Gracie said, “This is what you wanted. We’re your family.”
The woman only went in the house for the food and water, and she served it to the cats before crouching and joining them. In the side yard, the white cat moved even more stiffly, saying, “You can’t see me. It’s no use. I’m not here.”
At night the woman left the porch light on and they all chased moths and June bugs and geckos in the dark. Her knees were torn and her fingernails black with dirt, but she didn’t care. The moon brightened, night after night, and she slept on her back sometimes, shedding clothing and bathing in the light, a body tucked here and there against her, Chico purring loudly. When the cats moved, all of their actions were both illuminated and defined by deep black shadows, twinned.

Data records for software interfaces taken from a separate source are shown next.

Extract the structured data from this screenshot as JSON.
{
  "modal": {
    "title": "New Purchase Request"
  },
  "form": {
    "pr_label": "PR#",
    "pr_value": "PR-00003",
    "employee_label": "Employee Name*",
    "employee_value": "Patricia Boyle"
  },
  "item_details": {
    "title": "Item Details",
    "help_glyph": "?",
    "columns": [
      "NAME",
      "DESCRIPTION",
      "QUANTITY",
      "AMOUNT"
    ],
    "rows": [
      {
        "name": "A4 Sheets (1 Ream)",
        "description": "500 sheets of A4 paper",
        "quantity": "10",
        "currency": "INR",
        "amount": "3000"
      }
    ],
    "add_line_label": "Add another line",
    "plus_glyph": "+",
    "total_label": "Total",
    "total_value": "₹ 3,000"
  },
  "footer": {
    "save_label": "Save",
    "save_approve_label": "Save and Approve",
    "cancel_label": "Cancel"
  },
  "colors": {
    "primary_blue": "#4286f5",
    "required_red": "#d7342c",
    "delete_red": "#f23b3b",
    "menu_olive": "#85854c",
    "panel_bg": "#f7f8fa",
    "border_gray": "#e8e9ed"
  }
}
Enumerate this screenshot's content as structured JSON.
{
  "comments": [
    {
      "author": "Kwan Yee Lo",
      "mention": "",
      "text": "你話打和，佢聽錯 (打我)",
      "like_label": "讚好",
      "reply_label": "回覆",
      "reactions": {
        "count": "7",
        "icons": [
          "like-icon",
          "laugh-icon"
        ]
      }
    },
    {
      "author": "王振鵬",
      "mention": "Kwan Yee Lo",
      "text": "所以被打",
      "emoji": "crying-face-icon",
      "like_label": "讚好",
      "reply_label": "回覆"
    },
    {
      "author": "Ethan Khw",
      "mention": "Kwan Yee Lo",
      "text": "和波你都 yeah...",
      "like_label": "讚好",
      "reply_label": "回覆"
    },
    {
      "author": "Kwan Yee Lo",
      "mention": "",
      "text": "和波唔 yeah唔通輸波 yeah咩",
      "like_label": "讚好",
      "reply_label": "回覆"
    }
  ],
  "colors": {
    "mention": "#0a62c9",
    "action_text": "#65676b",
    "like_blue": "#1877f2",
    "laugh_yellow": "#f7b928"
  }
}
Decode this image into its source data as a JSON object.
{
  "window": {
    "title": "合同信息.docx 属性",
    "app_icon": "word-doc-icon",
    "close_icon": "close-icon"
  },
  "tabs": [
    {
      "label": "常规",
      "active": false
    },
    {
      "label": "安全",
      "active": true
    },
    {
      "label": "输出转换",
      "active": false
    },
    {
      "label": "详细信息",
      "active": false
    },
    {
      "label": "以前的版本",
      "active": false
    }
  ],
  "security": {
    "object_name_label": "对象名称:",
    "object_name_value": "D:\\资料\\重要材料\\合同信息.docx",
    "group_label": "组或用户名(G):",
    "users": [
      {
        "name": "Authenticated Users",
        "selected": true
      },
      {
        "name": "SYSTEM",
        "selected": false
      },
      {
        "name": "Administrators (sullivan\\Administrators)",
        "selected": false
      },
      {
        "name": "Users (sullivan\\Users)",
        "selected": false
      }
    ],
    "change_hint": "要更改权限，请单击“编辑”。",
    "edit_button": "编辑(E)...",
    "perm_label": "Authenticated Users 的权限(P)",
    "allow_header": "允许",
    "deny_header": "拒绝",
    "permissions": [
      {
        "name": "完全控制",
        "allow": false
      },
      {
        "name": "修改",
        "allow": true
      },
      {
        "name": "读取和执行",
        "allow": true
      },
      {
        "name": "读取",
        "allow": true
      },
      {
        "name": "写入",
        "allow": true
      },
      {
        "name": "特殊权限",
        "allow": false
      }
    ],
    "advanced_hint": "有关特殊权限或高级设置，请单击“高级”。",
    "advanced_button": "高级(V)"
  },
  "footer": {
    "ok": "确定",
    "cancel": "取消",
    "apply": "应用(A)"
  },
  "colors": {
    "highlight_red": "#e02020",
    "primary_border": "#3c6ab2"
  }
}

The night of the full moon, the woman slept with the cats at the edge of the fence. She was awakened by a sensation of sharp satisfaction, a wet and fervent sucking all along her body. She looked down to see her own two human breasts vanished, replaced by a set of six milk-pouchy nipples, five sets of paws kneading her lightly furred belly, five mouths on her nipples, each mouth insistent, voracious. And then, even there, coming out of the shadows, the white cat padded towards her, calling, “Here I am, here I am.”
Frankie Rollins has a collection of short fiction, The Sin Eater & Other Stories (Queen’s Ferry Press, 2013). She has also published work in Feminist Wire, Fairy Tale Review, Sonora Review, Conjunctions, and The New England Review, among others. Rollins has received a Pushcart Prize Special Mention, and won a Prose Fellowship from the New Jersey Arts Council. She teaches writing at Pima Community College on the Desert Vista campus. She lives in a pink house.
Artwork: Tran Nguyen, Where the Creek Stood Still